  3. J. Atsu Amegashie & Bazoumana Ouattara & Eric Strobl, 2007. "Moral Hazard and the Composition of Transfers: Theory with an Application to Foreign Aid," CESifo Working Paper Series 1996, CESifo Group Munich.
  4. Harilaos Mertzanis, 2009. "Efficiency Wages, Inflation And Growth," Journal of Economic Development, Chung-Ang Unviersity, Department of Economics, Chung-Ang Unviersity, Department of Economics, vol. 34(2), pages 131-151, December.

Lists

This item is not listed on Wikipedia, on a reading list or among the top items on IDEAS.

Statistics

Access and download statistics

Corrections

When requesting a correction, please mention this item's handle: RePEc:ces:ceswps:_1983. See general information about how to correct material in RePEc.
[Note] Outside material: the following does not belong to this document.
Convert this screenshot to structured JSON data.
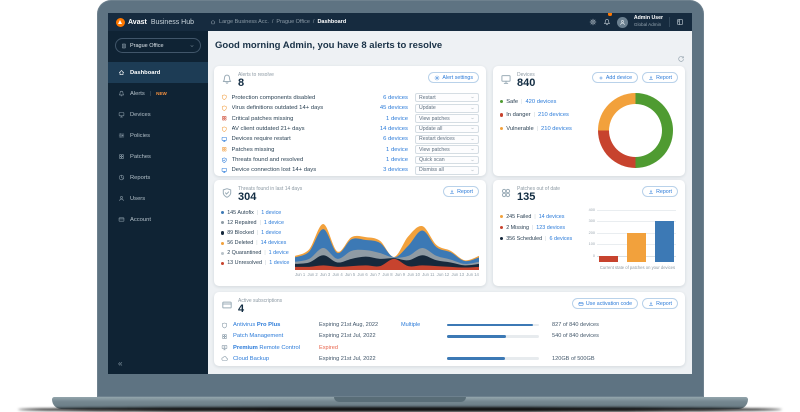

For technical questions regarding this item, or to correct its authors, title, abstract, bibliographic or download information, contact: (Julio Saavedra).

If you have authored this item and are not yet registered with RePEc, we encourage you to do it here. This allows to link your profile to this item. It also allows you to accept potential citations to this item that we are uncertain about.

If references are entirely missing, you can add them using this form.

If the full references list an item that is present in RePEc, but the system did not link to it, you can help with this form.

If you know of missing items citing this one, you can help us creating those links by adding the relevant references in the same way as above, for each refering item. If you are a registered author of this item, you may also want to check the "citations" tab in your profile, as there may be some citations waiting for confirmation.

Please note that corrections may take a couple of weeks to filter through the various RePEc services.